### What you need to do
Which lines of the entries below hold the word "title"? Report each of them.

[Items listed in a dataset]

□ □ □ □

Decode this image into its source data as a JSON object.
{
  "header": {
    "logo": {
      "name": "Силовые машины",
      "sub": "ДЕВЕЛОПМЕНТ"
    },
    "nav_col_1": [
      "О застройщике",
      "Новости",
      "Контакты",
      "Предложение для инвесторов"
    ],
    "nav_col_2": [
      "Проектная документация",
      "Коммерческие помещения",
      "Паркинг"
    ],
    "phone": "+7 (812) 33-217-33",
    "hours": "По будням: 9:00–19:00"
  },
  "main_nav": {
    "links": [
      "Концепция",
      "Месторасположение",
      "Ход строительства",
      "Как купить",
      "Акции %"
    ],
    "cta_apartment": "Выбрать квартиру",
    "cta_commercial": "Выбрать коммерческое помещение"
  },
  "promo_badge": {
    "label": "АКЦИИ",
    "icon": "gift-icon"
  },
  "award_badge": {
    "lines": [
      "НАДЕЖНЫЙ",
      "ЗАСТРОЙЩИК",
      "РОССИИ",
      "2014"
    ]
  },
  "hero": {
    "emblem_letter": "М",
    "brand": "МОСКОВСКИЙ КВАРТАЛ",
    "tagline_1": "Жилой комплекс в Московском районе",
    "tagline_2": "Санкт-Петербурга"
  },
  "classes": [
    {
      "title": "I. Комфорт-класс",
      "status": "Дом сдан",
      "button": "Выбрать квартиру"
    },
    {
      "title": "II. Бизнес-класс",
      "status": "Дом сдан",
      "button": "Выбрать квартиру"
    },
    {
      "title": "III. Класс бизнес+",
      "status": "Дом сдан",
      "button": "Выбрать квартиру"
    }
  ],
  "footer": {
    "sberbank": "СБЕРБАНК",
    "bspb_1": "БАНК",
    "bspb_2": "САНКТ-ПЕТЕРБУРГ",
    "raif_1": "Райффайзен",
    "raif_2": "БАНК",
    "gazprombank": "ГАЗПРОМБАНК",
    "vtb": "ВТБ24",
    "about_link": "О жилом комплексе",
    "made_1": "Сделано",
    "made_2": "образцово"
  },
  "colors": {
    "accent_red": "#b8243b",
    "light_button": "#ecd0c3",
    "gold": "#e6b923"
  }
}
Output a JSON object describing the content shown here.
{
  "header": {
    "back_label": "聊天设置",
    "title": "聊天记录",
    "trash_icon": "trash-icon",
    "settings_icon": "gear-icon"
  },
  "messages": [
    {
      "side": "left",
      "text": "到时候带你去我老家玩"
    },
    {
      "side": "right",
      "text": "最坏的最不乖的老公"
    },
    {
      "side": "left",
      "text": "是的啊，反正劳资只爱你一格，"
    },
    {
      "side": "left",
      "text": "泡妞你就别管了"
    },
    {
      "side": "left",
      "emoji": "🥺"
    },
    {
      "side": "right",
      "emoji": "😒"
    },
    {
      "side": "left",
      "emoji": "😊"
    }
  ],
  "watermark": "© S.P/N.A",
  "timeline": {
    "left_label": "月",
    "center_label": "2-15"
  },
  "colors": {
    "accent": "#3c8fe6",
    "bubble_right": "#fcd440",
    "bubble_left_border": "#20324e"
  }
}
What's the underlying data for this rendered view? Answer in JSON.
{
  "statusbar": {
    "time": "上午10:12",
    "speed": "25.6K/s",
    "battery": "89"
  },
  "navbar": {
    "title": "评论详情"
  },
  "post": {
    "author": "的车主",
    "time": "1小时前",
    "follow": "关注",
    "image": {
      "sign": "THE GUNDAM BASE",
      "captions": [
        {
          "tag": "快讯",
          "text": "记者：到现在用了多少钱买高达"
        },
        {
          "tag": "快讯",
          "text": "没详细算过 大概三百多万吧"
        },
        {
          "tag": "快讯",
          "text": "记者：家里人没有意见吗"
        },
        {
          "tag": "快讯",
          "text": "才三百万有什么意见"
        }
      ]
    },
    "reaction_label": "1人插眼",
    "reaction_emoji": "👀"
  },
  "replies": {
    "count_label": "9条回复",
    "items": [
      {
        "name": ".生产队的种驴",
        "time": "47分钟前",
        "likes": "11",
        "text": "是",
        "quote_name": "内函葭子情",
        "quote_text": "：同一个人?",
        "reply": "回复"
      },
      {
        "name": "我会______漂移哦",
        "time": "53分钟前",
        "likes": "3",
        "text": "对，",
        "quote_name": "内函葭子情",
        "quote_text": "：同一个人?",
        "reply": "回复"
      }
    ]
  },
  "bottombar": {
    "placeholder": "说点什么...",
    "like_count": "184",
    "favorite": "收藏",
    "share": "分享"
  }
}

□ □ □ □

### Finished exercise
      "title": "I. Комфорт-класс",
      "title": "II. Бизнес-класс",
      "title": "III. Класс бизнес+",
    "title": "聊天记录",
    "title": "评论详情"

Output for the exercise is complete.